[THE PROBLEM]
Each entry is to be given again word for word; images are dropped.

[Website and app data records]
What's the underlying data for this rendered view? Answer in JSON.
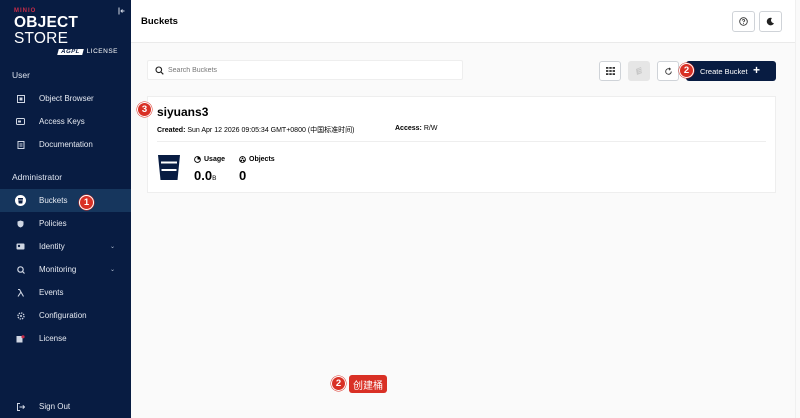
{
  "brand": {
    "min": "MINIO",
    "name_bold": "OBJECT",
    "name_light": " STORE",
    "license_badge": "AGPL",
    "license_label": "LICENSE"
  },
  "sidebar": {
    "user_section": "User",
    "admin_section": "Administrator",
    "items": [
      {
        "label": "Object Browser",
        "icon": "folder-icon"
      },
      {
        "label": "Access Keys",
        "icon": "key-icon"
      },
      {
        "label": "Documentation",
        "icon": "document-icon"
      },
      {
        "label": "Buckets",
        "icon": "bucket-icon",
        "active": true
      },
      {
        "label": "Policies",
        "icon": "shield-icon"
      },
      {
        "label": "Identity",
        "icon": "id-card-icon",
        "chevron": "⌄"
      },
      {
        "label": "Monitoring",
        "icon": "monitor-icon",
        "chevron": "⌄"
      },
      {
        "label": "Events",
        "icon": "lambda-icon"
      },
      {
        "label": "Configuration",
        "icon": "gear-icon"
      },
      {
        "label": "License",
        "icon": "license-icon"
      }
    ],
    "sign_out": "Sign Out"
  },
  "header": {
    "title": "Buckets",
    "help_icon": "help-icon",
    "theme_icon": "moon-icon"
  },
  "toolbar": {
    "search_placeholder": "Search Buckets",
    "create_label": "Create Bucket",
    "create_plus": "+"
  },
  "bucket": {
    "name": "siyuans3",
    "created_label": "Created:",
    "created_value": "Sun Apr 12 2026 09:05:34 GMT+0800 (中国标准时间)",
    "access_label": "Access:",
    "access_value": "R/W",
    "usage_label": "Usage",
    "usage_value": "0.0",
    "usage_unit": "B",
    "objects_label": "Objects",
    "objects_value": "0"
  },
  "annotations": {
    "n1": "1",
    "n2": "2",
    "n3": "3",
    "n2_text": "创建桶"
  },
  "colors": {
    "sidebar_bg": "#081c42",
    "sidebar_active": "#16365d",
    "brand_red": "#c72c48",
    "annotation_red": "#d93025",
    "primary_button": "#081c42"
  }
}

[FINISHED TASK]
What's the underlying data for this rendered view? Answer in JSON.
{
  "brand": {
    "min": "MINIO",
    "name_bold": "OBJECT",
    "name_light": " STORE",
    "license_badge": "AGPL",
    "license_label": "LICENSE"
  },
  "sidebar": {
    "user_section": "User",
    "admin_section": "Administrator",
    "items": [
      {
        "label": "Object Browser",
        "icon": "folder-icon"
      },
      {
        "label": "Access Keys",
        "icon": "key-icon"
      },
      {
        "label": "Documentation",
        "icon": "document-icon"
      },
      {
        "label": "Buckets",
        "icon": "bucket-icon",
        "active": true
      },
      {
        "label": "Policies",
        "icon": "shield-icon"
      },
      {
        "label": "Identity",
        "icon": "id-card-icon",
        "chevron": "⌄"
      },
      {
        "label": "Monitoring",
        "icon": "monitor-icon",
        "chevron": "⌄"
      },
      {
        "label": "Events",
        "icon": "lambda-icon"
      },
      {
        "label": "Configuration",
        "icon": "gear-icon"
      },
      {
        "label": "License",
        "icon": "license-icon"
      }
    ],
    "sign_out": "Sign Out"
  },
  "header": {
    "title": "Buckets",
    "help_icon": "help-icon",
    "theme_icon": "moon-icon"
  },
  "toolbar": {
    "search_placeholder": "Search Buckets",
    "create_label": "Create Bucket",
    "create_plus": "+"
  },
  "bucket": {
    "name": "siyuans3",
    "created_label": "Created:",
    "created_value": "Sun Apr 12 2026 09:05:34 GMT+0800 (中国标准时间)",
    "access_label": "Access:",
    "access_value": "R/W",
    "usage_label": "Usage",
    "usage_value": "0.0",
    "usage_unit": "B",
    "objects_label": "Objects",
    "objects_value": "0"
  },
  "annotations": {
    "n1": "1",
    "n2": "2",
    "n3": "3",
    "n2_text": "创建桶"
  },
  "colors": {
    "sidebar_bg": "#081c42",
    "sidebar_active": "#16365d",
    "brand_red": "#c72c48",
    "annotation_red": "#d93025",
    "primary_button": "#081c42"
  }
}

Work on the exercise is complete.